The creation of the file requires you to trust a Java applet to scan your iTunes collection and make hashes out of some of your favorite music. The applet is signed by Thawte, which checks out, but the usual cautions should still apply here. You can set some parameters such as the number of tracks to pick from and how long each segment should be. Here’s what it came up with for me, which I found particularly interesting:

Title Artist Album Starting At Ending At
Trauermusik San Francisco Symphony Mathis der Maler, Trauermusik, Symphonic Metamorphosis 0:35.2 0:38.4
The Battle of Evermore Led Zeppelin IV 5:30.6 5:35.0
Summertime Miles Davis   2:24.2 2:29.0
Postcards Yellowjackets Four Corners 0:12.0 0:16.0
The Firebird Suite Igor Stravinsky   1:55.4 1:57.8
Panama Van Halen   2:37.1 2:42.7
47. Erbarme Dich, Mein Gott Johann Sebastian Bach Bach: St. Matthew Passion – CD 2 6:30.8 6:36.0
01 – Requiem Aeternum Wolfgang Amadeus Mozart Requiem K626 3:27.5 3:30.3
String Quintet, Op.77 – 1. Allegro con fuoco The Chamber Music Society of Lincoln Center Dvorak Serenade 4:05.2 4:08.8
05 E Alex Wilson Studios / Telltale Weekly Digital Pitch Pipes 0:00.0 0:06.0

I like how it finishes with a reference pitch that I use to tune to every time I practice. It makes a nice blend that tapers off into the solo E a nice touch.
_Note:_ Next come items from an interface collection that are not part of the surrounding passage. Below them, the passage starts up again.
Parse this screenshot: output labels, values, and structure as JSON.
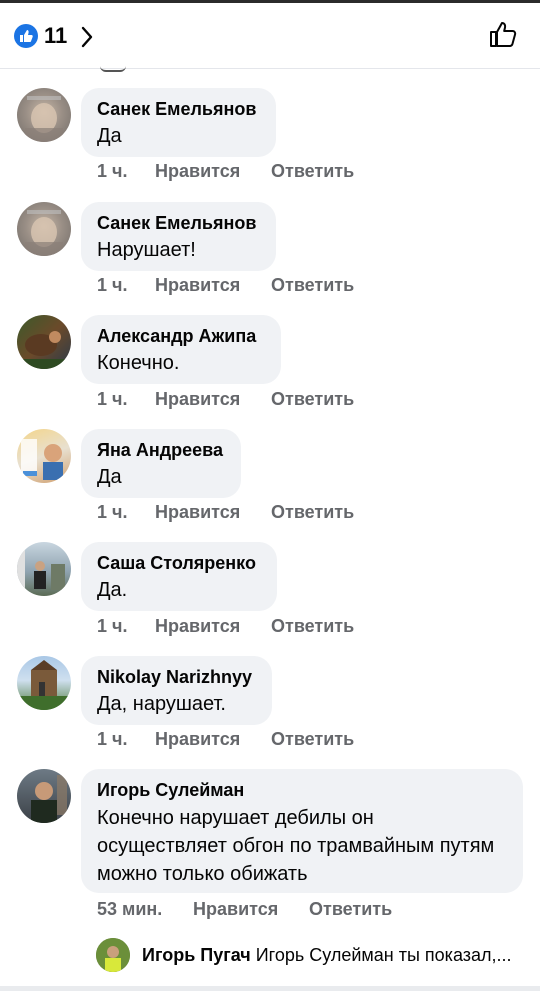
{
  "header": {
    "like_count": "11",
    "icons": {
      "like_badge": "like-reaction-icon",
      "chevron": "chevron-right-icon",
      "thumb": "thumbs-up-outline-icon"
    }
  },
  "comments": [
    {
      "author": "Санек Емельянов",
      "text": "Да",
      "time": "1 ч.",
      "like_label": "Нравится",
      "reply_label": "Ответить"
    },
    {
      "author": "Санек Емельянов",
      "text": "Нарушает!",
      "time": "1 ч.",
      "like_label": "Нравится",
      "reply_label": "Ответить"
    },
    {
      "author": "Александр Ажипа",
      "text": "Конечно.",
      "time": "1 ч.",
      "like_label": "Нравится",
      "reply_label": "Ответить"
    },
    {
      "author": "Яна Андреева",
      "text": "Да",
      "time": "1 ч.",
      "like_label": "Нравится",
      "reply_label": "Ответить"
    },
    {
      "author": "Саша Столяренко",
      "text": "Да.",
      "time": "1 ч.",
      "like_label": "Нравится",
      "reply_label": "Ответить"
    },
    {
      "author": "Nikolay Narizhnyy",
      "text": "Да, нарушает.",
      "time": "1 ч.",
      "like_label": "Нравится",
      "reply_label": "Ответить"
    },
    {
      "author": "Игорь Сулейман",
      "text": "Конечно нарушает дебилы он осуществляет обгон по трамвайным путям можно только обижать",
      "time": "53 мин.",
      "like_label": "Нравится",
      "reply_label": "Ответить"
    }
  ],
  "reply_preview": {
    "author": "Игорь Пугач",
    "text": "Игорь Сулейман ты показал,..."
  },
  "colors": {
    "accent": "#1b74e4",
    "bubble": "#f0f2f5",
    "meta": "#65676b",
    "text": "#050505"
  }
}
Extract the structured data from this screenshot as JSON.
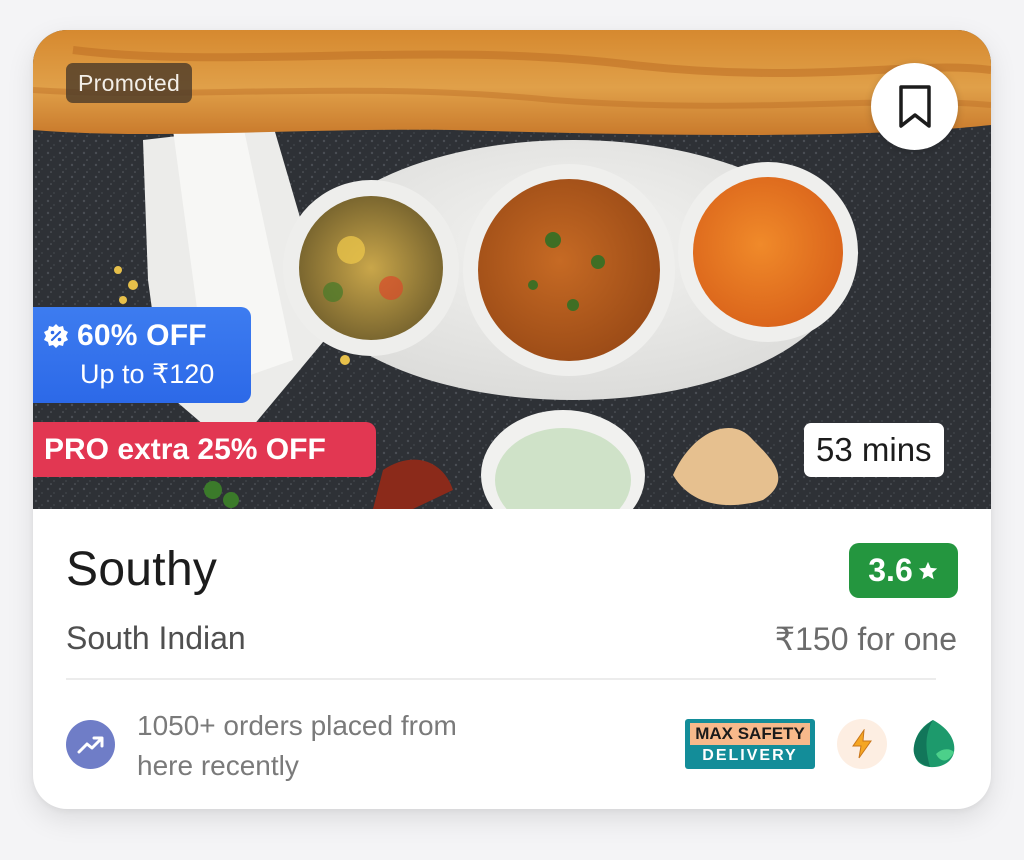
{
  "card": {
    "promoted_label": "Promoted",
    "offer": {
      "title": "60% OFF",
      "subtitle": "Up to ₹120"
    },
    "pro_offer": "PRO extra 25% OFF",
    "delivery_time": "53 mins",
    "bookmark_icon": "bookmark-icon"
  },
  "restaurant": {
    "name": "Southy",
    "rating": "3.6",
    "rating_color": "#24963f",
    "cuisine": "South Indian",
    "price": "₹150 for one"
  },
  "footer": {
    "orders_line1": "1050+ orders placed from",
    "orders_line2": "here recently",
    "badges": {
      "safety_top": "MAX SAFETY",
      "safety_bottom": "DELIVERY",
      "icons": [
        "trending-up-icon",
        "lightning-bolt-icon",
        "leaf-icon"
      ]
    }
  },
  "colors": {
    "offer_blue": "#2c69e8",
    "pro_red": "#e23752",
    "accent_green": "#24963f"
  }
}
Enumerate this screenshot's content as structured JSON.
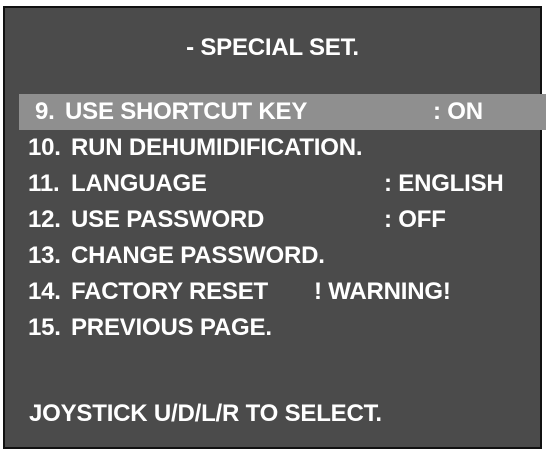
{
  "menu": {
    "title": "- SPECIAL SET.",
    "items": [
      {
        "number": "9.",
        "label": "USE SHORTCUT KEY",
        "value": ": ON",
        "selected": true
      },
      {
        "number": "10.",
        "label": "RUN DEHUMIDIFICATION.",
        "value": "",
        "selected": false
      },
      {
        "number": "11.",
        "label": "LANGUAGE",
        "value": ": ENGLISH",
        "selected": false
      },
      {
        "number": "12.",
        "label": "USE PASSWORD",
        "value": ": OFF",
        "selected": false
      },
      {
        "number": "13.",
        "label": "CHANGE PASSWORD.",
        "value": "",
        "selected": false
      },
      {
        "number": "14.",
        "label": "FACTORY RESET",
        "value": "! WARNING!",
        "selected": false
      },
      {
        "number": "15.",
        "label": "PREVIOUS PAGE.",
        "value": "",
        "selected": false
      }
    ],
    "footer": "JOYSTICK U/D/L/R TO SELECT."
  },
  "colors": {
    "background": "#4b4b4b",
    "highlight": "#8f8f8f",
    "text": "#ffffff"
  }
}
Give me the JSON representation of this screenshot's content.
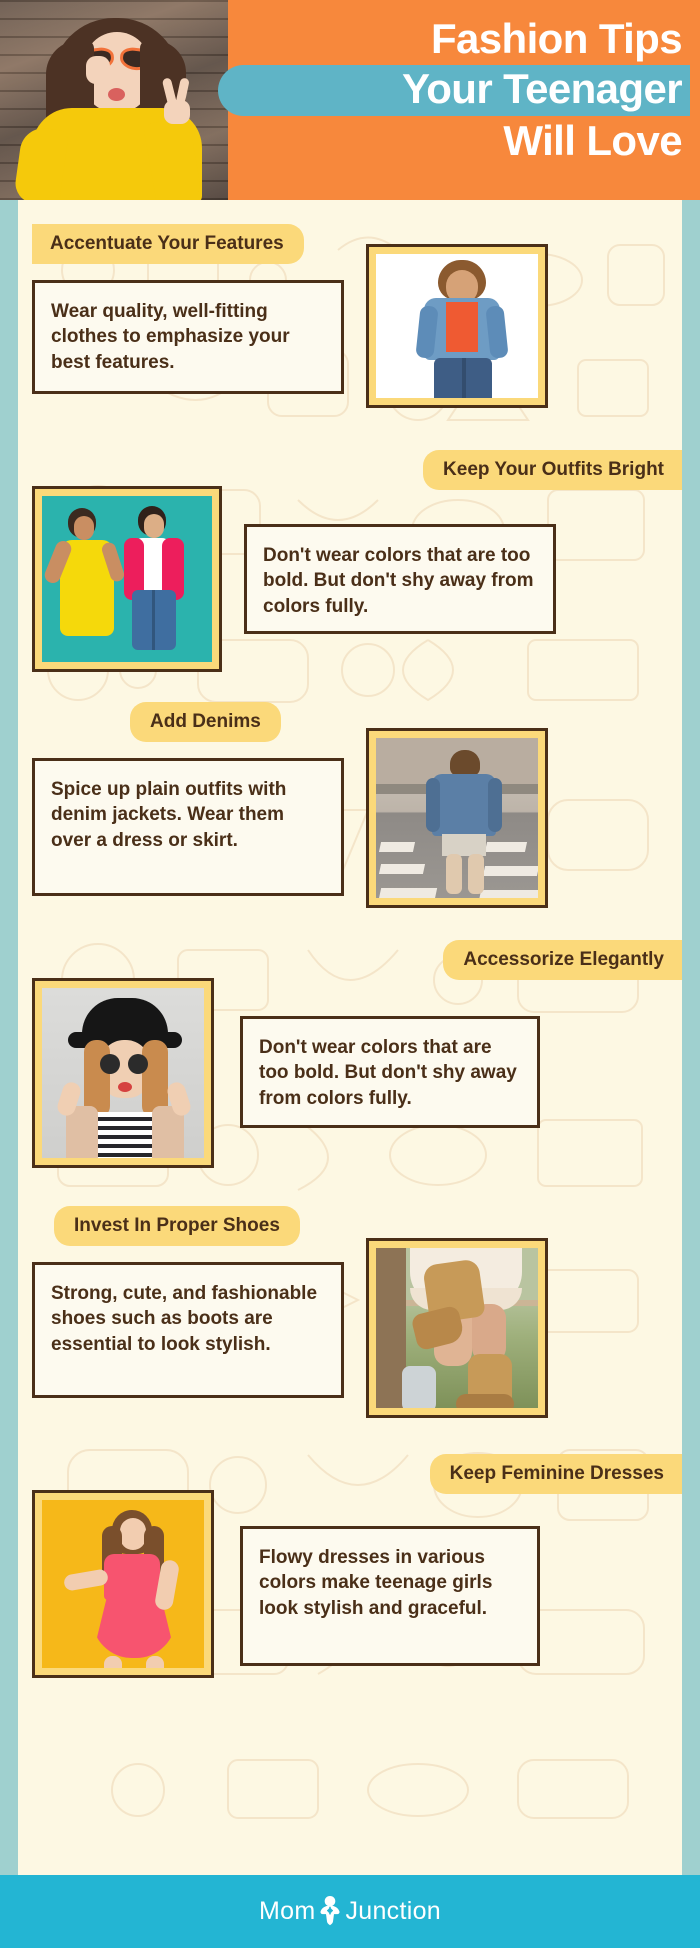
{
  "header": {
    "title_line1": "Fashion Tips",
    "title_line2": "Your Teenager",
    "title_line3": "Will Love",
    "photo_alt": "teen-girl-heart-sunglasses-yellow-sweater",
    "bg_color": "#f7883c",
    "highlight_color": "#5fb4c6",
    "title_color": "#ffffff"
  },
  "theme": {
    "paper_color": "#fdf8e3",
    "pill_color": "#fbd97a",
    "border_color": "#4a2f18",
    "side_band_color": "#9fd0cf",
    "text_color": "#4a2f18"
  },
  "sections": [
    {
      "id": "accentuate-your-features",
      "heading": "Accentuate Your Features",
      "body": "Wear quality, well-fitting clothes to emphasize your best features.",
      "heading_side": "left",
      "image_side": "right",
      "image_alt": "woman-in-denim-jacket-orange-top-white-background"
    },
    {
      "id": "keep-your-outfits-bright",
      "heading": "Keep Your Outfits Bright",
      "body": "Don't wear colors that are too bold. But don't shy away from colors fully.",
      "heading_side": "right",
      "image_side": "left",
      "image_alt": "two-women-yellow-dress-pink-blazer-teal-background"
    },
    {
      "id": "add-denims",
      "heading": "Add Denims",
      "body": "Spice up plain outfits with denim jackets. Wear them over a dress or skirt.",
      "heading_side": "left",
      "image_side": "right",
      "image_alt": "girl-in-denim-jacket-crossing-street-crosswalk"
    },
    {
      "id": "accessorize-elegantly",
      "heading": "Accessorize Elegantly",
      "body": "Don't wear colors that are too bold. But don't shy away from colors fully.",
      "heading_side": "right",
      "image_side": "left",
      "image_alt": "woman-with-black-hat-round-sunglasses-striped-top"
    },
    {
      "id": "invest-in-proper-shoes",
      "heading": "Invest In Proper Shoes",
      "body": "Strong, cute, and fashionable shoes such as boots are essential to look stylish.",
      "heading_side": "left",
      "image_side": "right",
      "image_alt": "legs-in-brown-cowboy-boots-lace-skirt-outdoors"
    },
    {
      "id": "keep-feminine-dresses",
      "heading": "Keep Feminine Dresses",
      "body": "Flowy dresses in various colors make teenage girls look stylish and graceful.",
      "heading_side": "right",
      "image_side": "left",
      "image_alt": "woman-in-pink-dress-on-yellow-background"
    }
  ],
  "footer": {
    "brand_part1": "Mom",
    "brand_part2": "Junction",
    "bg_color": "#23b5d3",
    "text_color": "#ffffff",
    "logo_icon": "mother-and-baby-icon"
  }
}
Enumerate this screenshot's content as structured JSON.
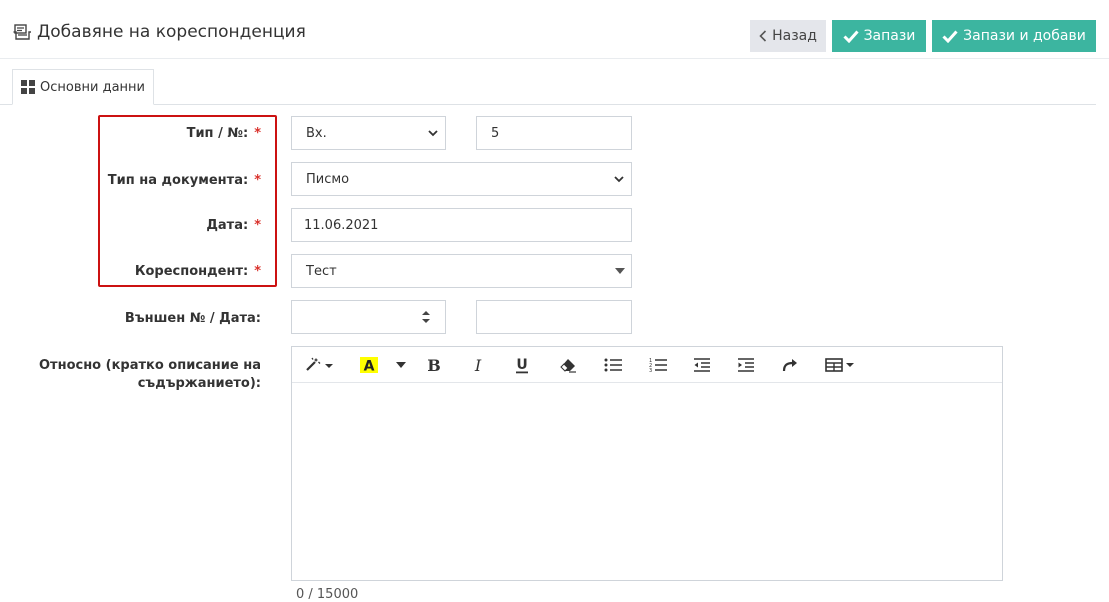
{
  "header": {
    "title": "Добавяне на кореспонденция",
    "back_label": "Назад",
    "save_label": "Запази",
    "save_add_label": "Запази и добави"
  },
  "tabs": [
    {
      "label": "Основни данни"
    }
  ],
  "form": {
    "type_number": {
      "label": "Тип / №:",
      "required": "*",
      "type_value": "Вх.",
      "number_value": "5"
    },
    "document_type": {
      "label": "Тип на документа:",
      "required": "*",
      "value": "Писмо"
    },
    "date": {
      "label": "Дата:",
      "required": "*",
      "value": "11.06.2021"
    },
    "correspondent": {
      "label": "Кореспондент:",
      "required": "*",
      "value": "Тест"
    },
    "external": {
      "label": "Външен № / Дата:",
      "number_value": "",
      "date_value": ""
    },
    "subject": {
      "label_line1": "Относно (кратко описание на",
      "label_line2": "съдържанието):",
      "value": "",
      "counter": "0 / 15000"
    }
  },
  "toolbar_icons": [
    "magic-wand-icon",
    "highlight-color-icon",
    "bold-icon",
    "italic-icon",
    "underline-icon",
    "eraser-icon",
    "unordered-list-icon",
    "ordered-list-icon",
    "outdent-icon",
    "indent-icon",
    "redo-icon",
    "table-icon"
  ],
  "colors": {
    "accent": "#3cb5a0",
    "back_button": "#e4e6eb",
    "required": "#d9312b",
    "highlight_border": "#cc1111",
    "highlight_yellow": "#ffff00"
  }
}
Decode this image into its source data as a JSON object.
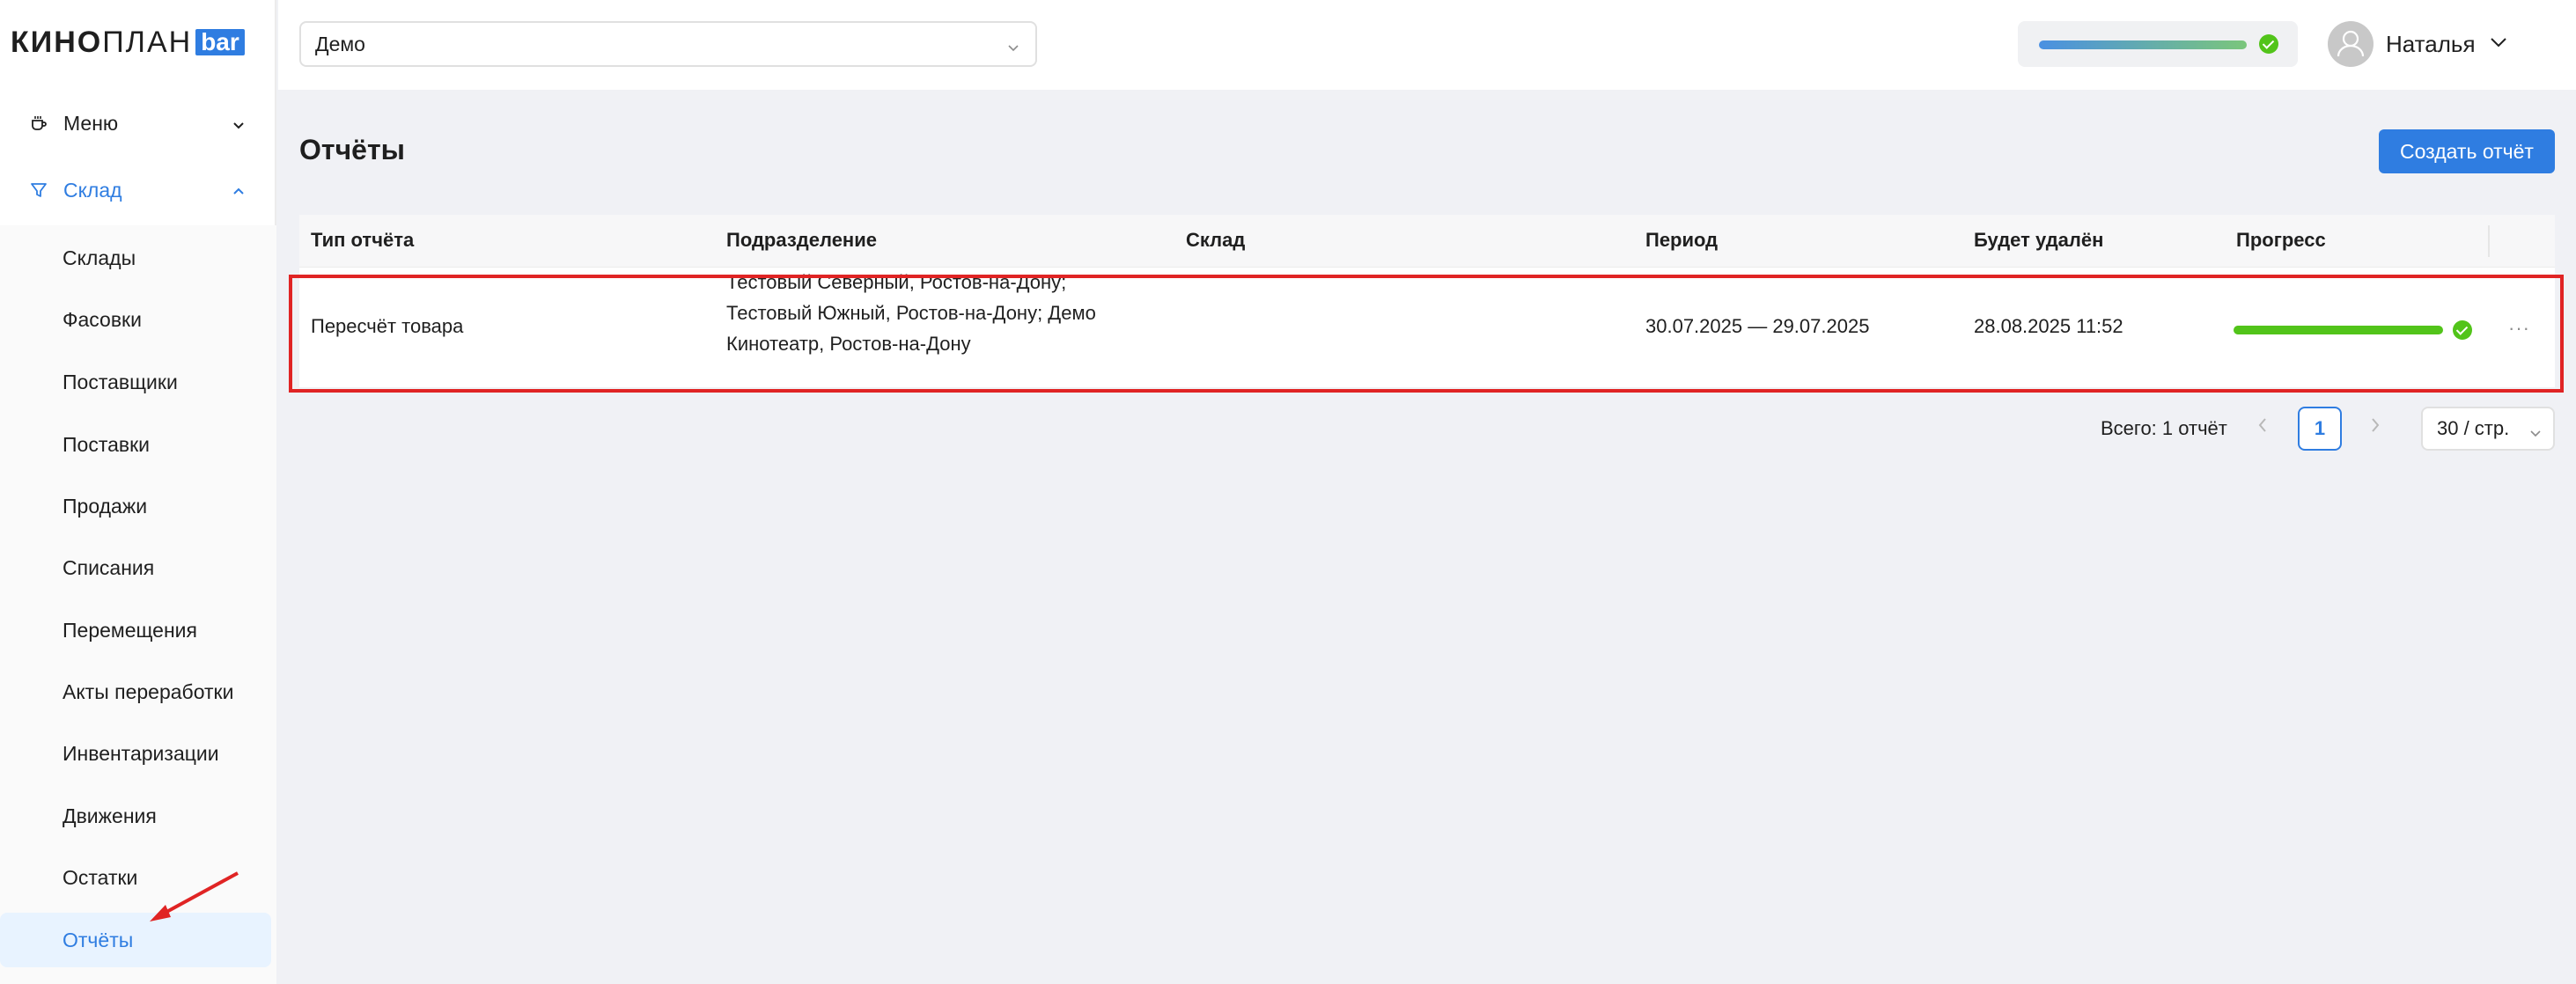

It was my first run of the applet, but I’m going to go with it.

Fantasia on classical downloads

Recently I had been looking for a recording of the Fantasia for Gutar and Piano by Mario Casteluovo-Tedesco. I was able to find numerous references to the work, but every site I tried listed these CDs as being out of print, or at least out of stock. Not a popular item, I’ll admit. It was not listed on the iTunes Music Store either. But it was listed as available for download at a site that I had never heard before: eClassical.com.

I was impressed. They have an extensive collection of rarities that go far beyond what I’ve been finding at the iTMS. The download came to me as an MP3 compressed at the higher quality 160kbps rate, and I had my two movements of the work downloaded instantly for about a dollar and a half.

The Fantasia is a gorgeous work that seems to be not terribly popular — probably due to the somewhat odd paring of guitar and piano — but it’s one of these gems that shouldn’t be overlooked. Obviously the pianist is going to have to love playing pianissimo; that is the predominant dynamic in the work and definitley anything above a mezzo-forte is going to render the guitarist nothing more than a harmonic suppliment. But for a masterful guitar and piano duo, it has got to be the star chamber work for the very limited repertoire that this combination has available.